Why start your civil lawsuit unless there will be some chance to collect your eventually won judgment? The process to sue someone that owes you money, and then attempting to recover the judgment money owed you, is usually not easy or cheap. You should maximize your chances for recovery of your judgment, by taking care to learn the real name your debtor(s) correctly before you sue them.
When you start a lawsuit, it is really important to name your defendants property, so your judgment will “attach” to actual people or valid entities. If you sue someone with the wrong, or a misspelled name; either the judgment is worthless, or it opens up a possible defense for the debtor to try to use, to to avoid paying the money that is due for the judgment. You can get in trouble having the Sheriff levy the wrong person’s assets!
When your debtor is a corporate entity, it is very important to name them accurately. Before suing them, check your Secretary of State’s (SOS) website, to see precisely how the corporate entity name is spelled. Make sure to check the punctuation carefully, because even a missing comma can make it more difficult to recover the eventual judgment.
Here are some examples of possible variations in company naming: Cheatum Corporation, Cheatum Company Inc., Cheatum Company, Inc., The Cheatum Corp, Cheatum, LLC, Cheatum Group, LLC, Cheatum LLC, Cheatum Company, Cheatum Corp. If you do not list the company name correctly, you might be left with a judgment that is difficult or impossible to collect.
If your debtor entity name is not found on your SOS’s web site, maybe they are operating fraudulently (at least they are not running their business legally), or perhaps their business is running as a fictitious DBA name; and perhaps you should sue the people responsible instead. Also, companies can fold or change names overnight, so if a person associated with a company defrauded you, consider suing them, in addition to possibly suing that company.

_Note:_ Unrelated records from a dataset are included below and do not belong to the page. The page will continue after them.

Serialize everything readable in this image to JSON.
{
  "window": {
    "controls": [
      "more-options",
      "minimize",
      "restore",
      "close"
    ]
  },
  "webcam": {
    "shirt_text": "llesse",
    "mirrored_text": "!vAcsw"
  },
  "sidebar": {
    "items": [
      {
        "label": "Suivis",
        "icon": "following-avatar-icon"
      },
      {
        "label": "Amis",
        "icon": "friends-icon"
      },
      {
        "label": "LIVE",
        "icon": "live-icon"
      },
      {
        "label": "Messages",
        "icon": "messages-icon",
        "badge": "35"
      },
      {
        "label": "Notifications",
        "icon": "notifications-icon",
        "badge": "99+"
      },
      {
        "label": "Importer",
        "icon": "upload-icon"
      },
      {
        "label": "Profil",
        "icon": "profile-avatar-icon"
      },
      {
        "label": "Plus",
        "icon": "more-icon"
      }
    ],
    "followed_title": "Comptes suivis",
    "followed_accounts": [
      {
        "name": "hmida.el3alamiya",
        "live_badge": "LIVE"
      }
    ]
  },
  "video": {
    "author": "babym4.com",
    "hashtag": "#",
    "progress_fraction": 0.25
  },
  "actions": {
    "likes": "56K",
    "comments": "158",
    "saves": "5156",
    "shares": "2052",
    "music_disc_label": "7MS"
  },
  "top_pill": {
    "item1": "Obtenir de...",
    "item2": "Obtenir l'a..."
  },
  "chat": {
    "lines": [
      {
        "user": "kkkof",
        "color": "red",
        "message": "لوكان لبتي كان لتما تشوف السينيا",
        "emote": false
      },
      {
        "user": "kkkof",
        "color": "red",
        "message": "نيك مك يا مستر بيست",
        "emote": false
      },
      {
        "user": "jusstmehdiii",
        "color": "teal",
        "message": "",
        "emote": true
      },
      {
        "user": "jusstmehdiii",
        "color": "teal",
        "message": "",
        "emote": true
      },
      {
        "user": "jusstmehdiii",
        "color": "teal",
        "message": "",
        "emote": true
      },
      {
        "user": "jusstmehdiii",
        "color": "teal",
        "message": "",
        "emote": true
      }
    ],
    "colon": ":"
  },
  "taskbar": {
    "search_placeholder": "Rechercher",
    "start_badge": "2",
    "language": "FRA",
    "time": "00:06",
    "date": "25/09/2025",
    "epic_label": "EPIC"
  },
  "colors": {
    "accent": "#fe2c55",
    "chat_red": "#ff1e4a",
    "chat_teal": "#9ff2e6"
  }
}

What if you already own a judgment that does not correctly name the actual person or entity that owes you money? Depending on which state and court, you could file an affidavit of identity, or file a motion to amend the judgment. To do this, you need to either hire a lawyer, or learn the rules of your court, and find examples and information about the forms, how to get the current debtor served, file, and pay the court; to amend or make corrections to a judgment, to reflect the actual parties that owe judgment money.
Some jurisdictions put a time limit on making any type of amendments or corrections to a judgment. Some courts also have some specific reasons or requirements to be met, before they will accept an amendment. Look into the rules of procedure for your court to find out what methods can be used to correct judgment naming problems.
You can also check with your local law library, and find resources about this subject, to help you prepare to file a motion for the court. Ask your court what their procedures are, to amend a judgment, however remember they cannot give you legal advice. Stick to questions about the procedures specific to their court.
If you cannot amend your judgment, you may have the option of suing again, and then carefully naming the actual entity that owes you money. However,some judges will not permit this.